▸ **Exercise details**:
Below are records; copy every line among them that contains the word "Edge".

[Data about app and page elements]
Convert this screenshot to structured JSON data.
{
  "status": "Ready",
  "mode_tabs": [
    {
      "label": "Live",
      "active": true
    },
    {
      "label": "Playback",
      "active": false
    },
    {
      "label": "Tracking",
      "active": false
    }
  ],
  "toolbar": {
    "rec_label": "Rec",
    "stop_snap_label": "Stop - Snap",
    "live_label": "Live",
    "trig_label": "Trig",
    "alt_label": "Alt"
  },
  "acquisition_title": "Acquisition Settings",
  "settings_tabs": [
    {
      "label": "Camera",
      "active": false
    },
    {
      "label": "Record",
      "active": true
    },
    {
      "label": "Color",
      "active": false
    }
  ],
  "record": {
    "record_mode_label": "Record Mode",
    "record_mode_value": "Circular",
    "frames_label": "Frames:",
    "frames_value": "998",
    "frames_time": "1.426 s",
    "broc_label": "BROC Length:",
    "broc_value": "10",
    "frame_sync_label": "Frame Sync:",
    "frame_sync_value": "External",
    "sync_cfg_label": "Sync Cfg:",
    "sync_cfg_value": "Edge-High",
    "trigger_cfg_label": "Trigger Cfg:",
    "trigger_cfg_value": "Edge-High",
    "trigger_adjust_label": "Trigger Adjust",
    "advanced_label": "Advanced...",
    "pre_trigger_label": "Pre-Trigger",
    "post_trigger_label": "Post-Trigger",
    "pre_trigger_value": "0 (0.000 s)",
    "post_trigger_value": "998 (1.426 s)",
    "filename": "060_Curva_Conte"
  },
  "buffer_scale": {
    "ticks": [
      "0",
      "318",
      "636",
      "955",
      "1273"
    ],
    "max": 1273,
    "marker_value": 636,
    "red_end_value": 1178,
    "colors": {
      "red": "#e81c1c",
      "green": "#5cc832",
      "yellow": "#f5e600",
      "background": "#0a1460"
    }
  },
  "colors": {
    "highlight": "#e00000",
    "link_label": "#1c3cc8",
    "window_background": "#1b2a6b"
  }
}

▸ **Answer to this exercise**:
    "sync_cfg_value": "Edge-High",
    "trigger_cfg_value": "Edge-High",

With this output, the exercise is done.